One of the post-EMV migration complaints is the speed of the transactions. Consumers dip their cards into payment terminals and let them sit there for an amount of time that may vary from store to story, but always feels longer than the old school swipe.
Reducing that time has become a sort of second migration, as companies look to shave seconds off of the consumer's role in the payment. Merchant services provider Worldpay is taking its swing at the problem by aggressively adopting the "faster EMV" products from the card networks as its main chip card model, reducing a transaction time the company contends can take as long as 20 seconds for consumers to about three.
"The transaction still takes the full amount of time, but this changes the perception for the consumer, which helps with EMV adoption," said Ian Van Buskirk, vice president of product management for Worldpay U.S.
Worldpay is making the faster EMV options available as a standard on the terminals that it will ship going forward. It's also adjusting the software on existing terminals. The move is a subtle expansion from prior deployments of faster EMV technology, which treated faster EMV as an optional upgrade for a subset of merchants.
Worldpay has gotten feedback that the slower EMV times are a problem across the board, so as a result "Quick Chip" will become the primary payment option, Van Buskirk said.
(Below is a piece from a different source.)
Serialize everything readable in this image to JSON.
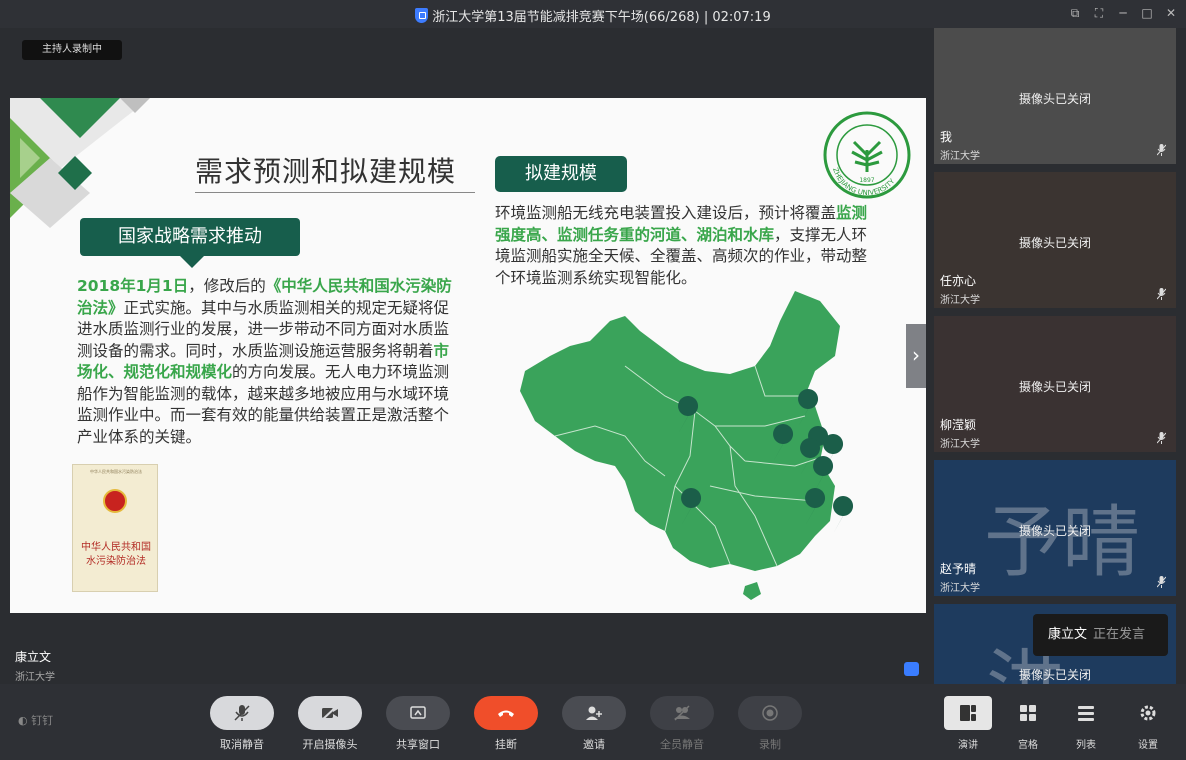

The change for consumers has also been a sore spot. The new user experience quickly drew the attention of the card networks, which all made faster options available via software update. Visa introduced Quick Chip about a year ago, and Discover, Mastercard and American Express also introduced their own versions.
These alternative versions were slow to take off, partly because they came so close to the October 2015 EMV migration liability shift deadline in the U.S.
But as the country's EMV support matures, Worldpay hopes merchants will be interested in improving the experience rather than adjusting to it, so it's making one of the larger "faster EMV" deployments to date, with an addressable market of 400,000 merchants. And EMV speed is starting to become a marketing point, as Square recently announced it had cut 1.5 seconds from its EMV processing time.
The challenge with "faster EMV" is that it's not faster, according to Thad Peterson, a senior analyst at Aite Group. "I'm not sure that abbreviating the time in the terminal when the transaction remains the same length is solving a significant problem," Peterson said.
It's possible that most of the disruption around EMV is transitional, and consumers are more concerned with the inconsistency between EMV and magstripe terminals, according to Peterson. "As the terminals become more consistently EMV, it's likely that the dissonance between the two behaviors will diminish," he said.